June 4, 2003 | By: Haven Miller
JACKSON, Ky.

For several years blueberries have been a significant cash crop in states like Georgia, North Carolina, New Jersey and Michigan.  Now the crop is starting to generate real interest among Kentucky growers as well.

“Acreage devoted to blueberries has been increasing over the past few years as Kentucky farmers look for other crops they might grow,” said Terry Jones, University of Kentucky Extension horticulture specialist headquartered at UK’s Robinson Station.

Interest in growing blueberries likely is influenced by two, closely linked factors: good profit potential and increased consumer demand.

“This is a highly-perishable product that commands an excellent price when it’s presented as a fresh, high-quality product in the retail market,” said Tim Woods, Extension marketing specialist in the UK College of Agriculture. “Also, consumers have been able to tie in some important, positive health characteristics to blueberries in terms of them being one of the fruit products associated with inhibiting cancer and being a healthy alternative for the diet.”

Woods said it doesn’t take a large amount of land to have success with the crop.

“A lot of our growers who are producing on-farm blueberries find they can do very well with two or three acres,” said Woods. “Even with as little as 30 or 40 bushes, a farmer would have enough product to sell at the local farmers market alongside their other fruit products such as strawberries and blackberries.”

Because presentation is so important to successful sales, UK marketing researchers are looking into what types of containers are best to use.

“Restaurants that like to buy fresh blueberries might want them in five or 10 pound containers, but growers also are selling quarts, pints, half pints, and even decorative baskets that add a lot of character and image to the product,” Woods said.

Although blueberries are not significantly harder to grow than other crops, establishing them can be tricky, and it takes three or four years of skilled management to have a marketable crop. They require a site with good drainage, plenty of organic matter and an extremely acid soil with a pH level between 4.5 and 5.5. 

“Rich tobacco ground or a wonderful soybean field that was flat and in a low-lying area would not necessarily be where you’d want to plant your blueberries,” Jones said.

At Robinson Station in east Kentucky, and also UK’s west Kentucky Research and Education Center at Princeton, researchers are investigating which blueberry varieties grow best in our state’s soil and climate.

“At Robinson we have some numbered cultivars that are crosses between Northern Highbush and Rabbiteye which tolerate higher soil pH and have a somewhat unique flavor,” Jones said.  “We’re hoping to find varieties that ripen later in the year and extend the growing season that we can recommend to Kentucky producers.”

Blueberry is one of the crops to be highlighted at the Robinson Station Field Day July 17.  A workshop at 10 a.m. (EDT) features UK horticulturists, disease and insect specialists, and agricultural economists talking about growing and marketing blueberries and blackberries. Other horticultural crops featured at the field day include hydrangeas, pumpkins, tomatoes, ornamental gourds, and ornamental corn.

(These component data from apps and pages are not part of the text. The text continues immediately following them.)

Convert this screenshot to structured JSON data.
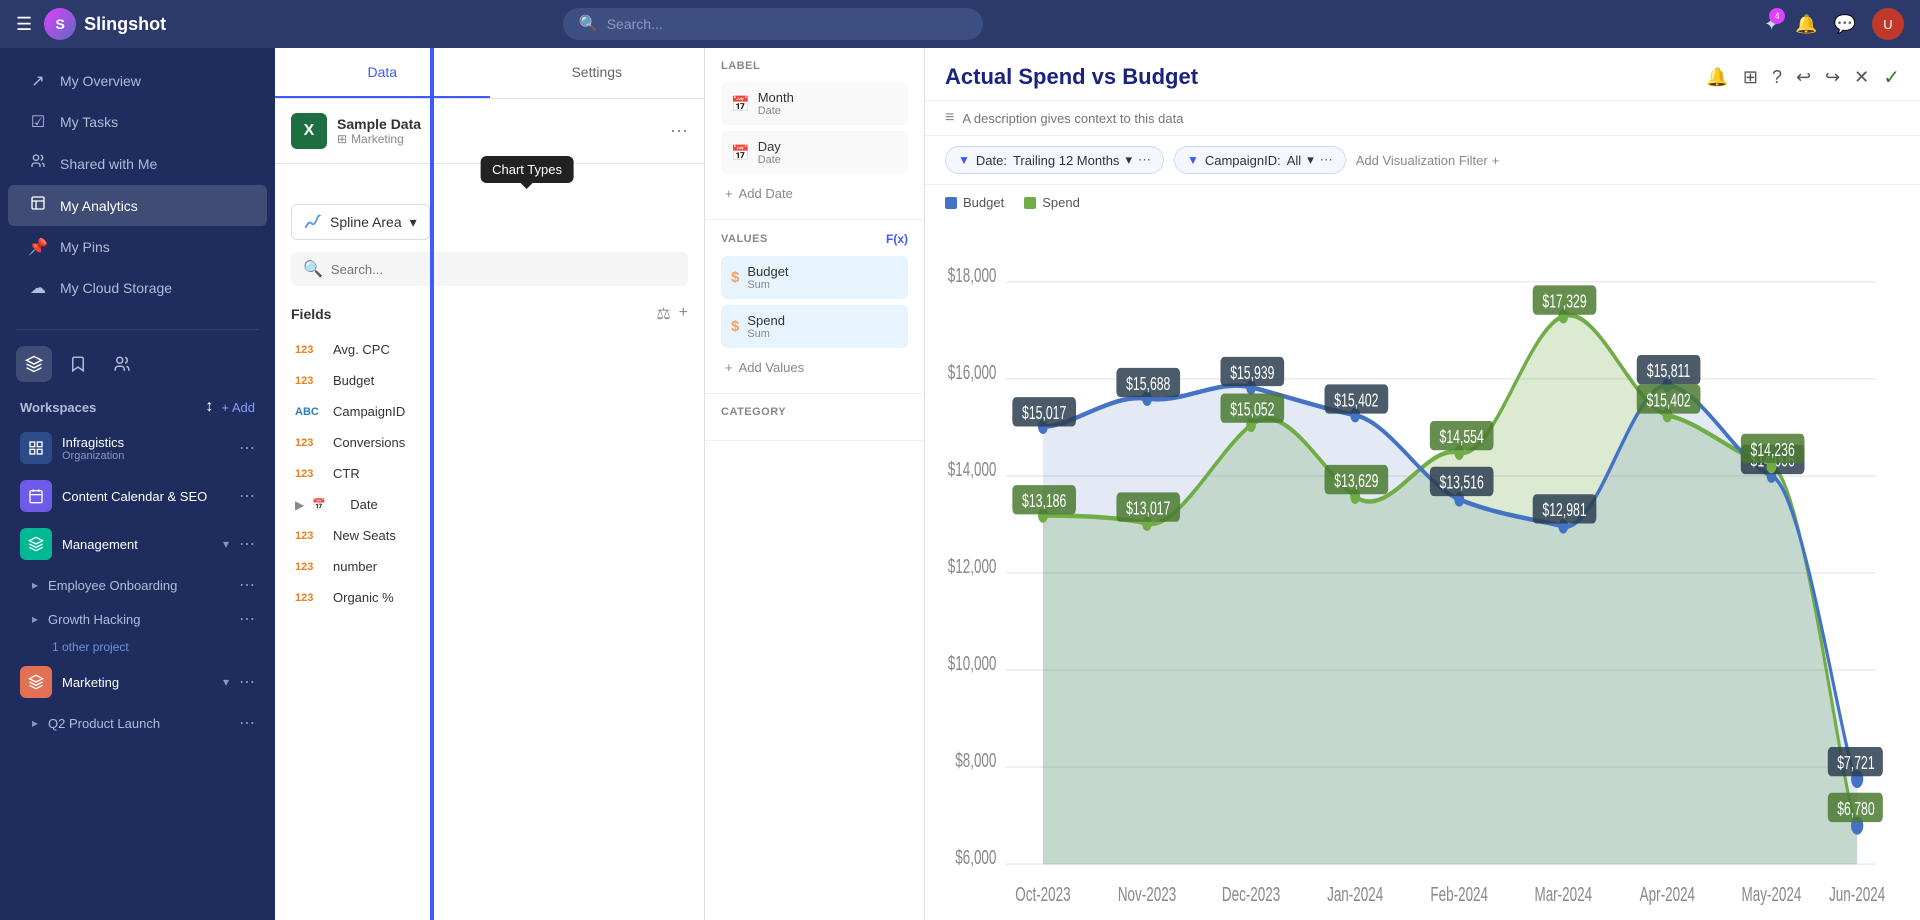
{
  "app": {
    "name": "Slingshot",
    "search_placeholder": "Search..."
  },
  "topnav": {
    "badge_count": "4",
    "avatar_initials": "U"
  },
  "sidebar": {
    "nav_items": [
      {
        "id": "overview",
        "label": "My Overview",
        "icon": "↗"
      },
      {
        "id": "tasks",
        "label": "My Tasks",
        "icon": "☑"
      },
      {
        "id": "shared",
        "label": "Shared with Me",
        "icon": "👥"
      },
      {
        "id": "analytics",
        "label": "My Analytics",
        "icon": "📊"
      },
      {
        "id": "pins",
        "label": "My Pins",
        "icon": "📌"
      },
      {
        "id": "cloud",
        "label": "My Cloud Storage",
        "icon": "☁"
      }
    ],
    "workspaces_title": "Workspaces",
    "add_label": "+ Add",
    "workspaces": [
      {
        "id": "infragistics",
        "name": "Infragistics",
        "sub": "Organization",
        "projects": []
      },
      {
        "id": "content-calendar",
        "name": "Content Calendar & SEO",
        "sub": "",
        "projects": []
      },
      {
        "id": "management",
        "name": "Management",
        "expanded": true,
        "projects": [
          {
            "name": "Employee Onboarding"
          },
          {
            "name": "Growth Hacking"
          }
        ],
        "more": "1 other project"
      },
      {
        "id": "marketing",
        "name": "Marketing",
        "expanded": true,
        "projects": [
          {
            "name": "Q2 Product Launch"
          }
        ]
      }
    ]
  },
  "data_panel": {
    "tabs": [
      "Data",
      "Settings"
    ],
    "active_tab": "Data",
    "data_source": {
      "name": "Sample Data",
      "sub": "Marketing",
      "icon": "X"
    },
    "chart_types_tooltip": "Chart Types",
    "chart_type_selected": "Spline Area",
    "search_placeholder": "Search...",
    "fields_title": "Fields",
    "fields": [
      {
        "type": "123",
        "name": "Avg. CPC"
      },
      {
        "type": "123",
        "name": "Budget"
      },
      {
        "type": "ABC",
        "name": "CampaignID"
      },
      {
        "type": "123",
        "name": "Conversions"
      },
      {
        "type": "123",
        "name": "CTR"
      },
      {
        "type": "DATE",
        "name": "Date",
        "expandable": true
      },
      {
        "type": "123",
        "name": "New Seats"
      },
      {
        "type": "123",
        "name": "number"
      },
      {
        "type": "123",
        "name": "Organic %"
      }
    ]
  },
  "config_panel": {
    "label_title": "LABEL",
    "label_items": [
      {
        "name": "Month",
        "sub": "Date",
        "icon": "📅"
      },
      {
        "name": "Day",
        "sub": "Date",
        "icon": "📅"
      }
    ],
    "add_date_label": "Add Date",
    "values_title": "VALUES",
    "fx_label": "F(x)",
    "value_items": [
      {
        "name": "Budget",
        "sub": "Sum",
        "icon": "$"
      },
      {
        "name": "Spend",
        "sub": "Sum",
        "icon": "$"
      }
    ],
    "add_values_label": "Add Values",
    "category_title": "CATEGORY"
  },
  "chart": {
    "title": "Actual Spend vs Budget",
    "description_placeholder": "A description gives context to this data",
    "filters": [
      {
        "label": "Date:",
        "value": "Trailing 12 Months"
      },
      {
        "label": "CampaignID:",
        "value": "All"
      }
    ],
    "add_filter_label": "Add Visualization Filter",
    "legend": [
      {
        "label": "Budget",
        "color": "#4472c4"
      },
      {
        "label": "Spend",
        "color": "#70ad47"
      }
    ],
    "x_labels": [
      "Oct-2023",
      "Nov-2023",
      "Dec-2023",
      "Jan-2024",
      "Feb-2024",
      "Mar-2024",
      "Apr-2024",
      "May-2024",
      "Jun-2024"
    ],
    "y_labels": [
      "$6,000",
      "$8,000",
      "$10,000",
      "$12,000",
      "$14,000",
      "$16,000",
      "$18,000"
    ],
    "budget_points": [
      15017,
      15688,
      15939,
      15402,
      13516,
      12981,
      15811,
      14006,
      7721
    ],
    "spend_points": [
      13186,
      13017,
      15052,
      13629,
      14554,
      17329,
      15402,
      14236,
      6780
    ],
    "data_labels_budget": [
      "$15,017",
      "$15,688",
      "$15,939",
      "$15,402",
      "$13,516",
      "$12,981",
      "$15,811",
      "$14,006",
      "$7,721"
    ],
    "data_labels_spend": [
      "$13,186",
      "$13,017",
      "$15,052",
      "$13,629",
      "$14,554",
      "$17,329",
      "$15,402",
      "$14,236",
      "$6,780"
    ]
  }
}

Contact: 

Terry Jones, 606-666-2438, ext. 234; Tim Woods, 859-257-7270